The desired degree of turbulence or nonturbulent flow may be adjusted by proper Shaping of the surfaces of the ducts to thereby alter the surface speed and change its relationship to the Reynolds number. Thus, in FIG. 2, I show the tubular frame member to be provided with several corrugations 60 while in FIG. 3, a box profile structural member is provided and is formed with transverse ribs or fins 61 and one or more longitudinally extending fins 62. The velocity of the air flow across the surface may be increased by using streamlined configurations as shown in 63 in FIG. 4. Regardless of the embodiment used, I prefer to render the interior of the channels of the chassis or frame corrosion-resistant by applying thereto a coating 64 (FIG. 3) which may be deposited from the hydrodynamic brake fluid and preferably is an oil or metallo-organic compound which does not affect the hydrodynamic brake properties of the brake fluid.
The improvement described and illustrated is believed to admit of many modifications within the ability of persons skilled in the art, all such modifications being considered within the spirit and scope of the invention except as limited by the appended claims.
1. In a hydrodynamic brake system for an automotive vehicle having a chassis and a hydrodynamic brake for said vehicle adapted to convert braking atcion to heat of circulatable hydrodynamic-brake fluid, the improvement wherein said. chassis is formed at least in part with channels and said hydrodynamic brake is connected in a fluid circulating path with said channels to circulate said hydrodynamic brake fluid therethrough and dissipate braking energy to the air by heat transfer from said chassis, said chassis being formed with a supporting frame, said frame being composed of tubular structural members defining said channels and of a configuration and disposition enabling movement of air thereover during motion of the vehicle to dissipate said energy to the air passing over said members.
2. The improvement defined in claim 1 wherein said channels extend substantially throughout said frame, and said fluid is circulated substantially all around said frame through said channels.
3. The improvement defined in claim 1 wherein said structural members are formed with ribs adapted to increase the heat-dissipating surface area of said members.
4. The improvement defined in claim 3 wherein said ribs constitute stiffening formations increasing the mechanical strength of said members.
5. The improvement defined in claim 3 wherein said ribs are corrugations integrally formed in said members.
6. The improvement defined in claim 3 further comprising an anticorrosion coating along the interior of said members.

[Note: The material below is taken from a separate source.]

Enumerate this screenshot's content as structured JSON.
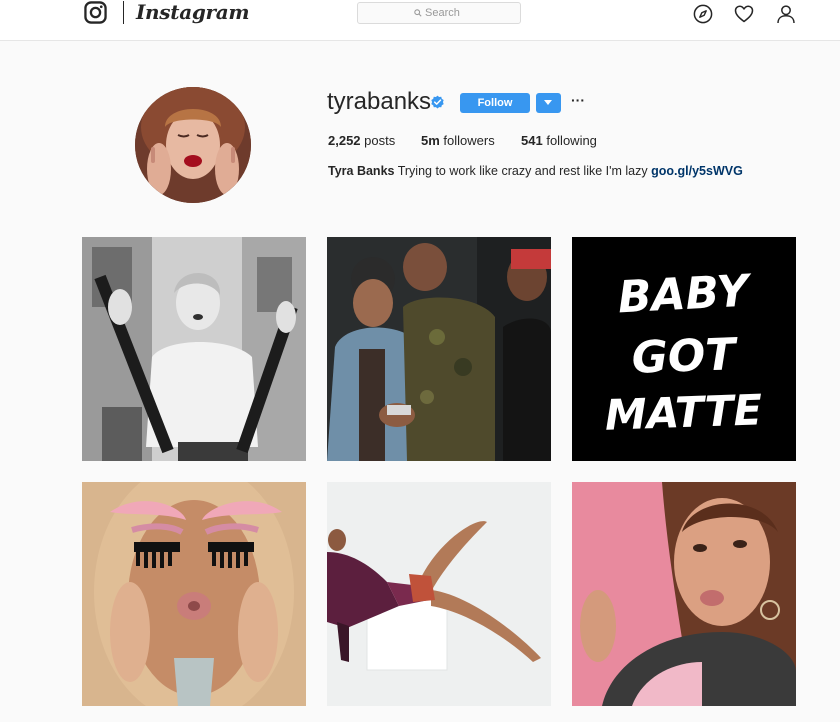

7. The improvement defined in claim 3 wherein said members are of box-like section.
8. The improvement defined in claim 3 wherein said structural members are of circular section.
9. The improvement defined in claim 3 wherein at least one of said members is formed with a hydrodynamicbrake fluid reservoir communicating with said hydrodynamic brake.
References Cited UNITED STATES PATENTS 2,963,118 12/1960 Booth 188264.2 1,343,682 6/1920 Richmond 280-l06 FOREIGN PATENTS 495,146 8/1953 Canada l88--l52 PHILIP GOODMAN, Primary Examiner US. Cl. X.R.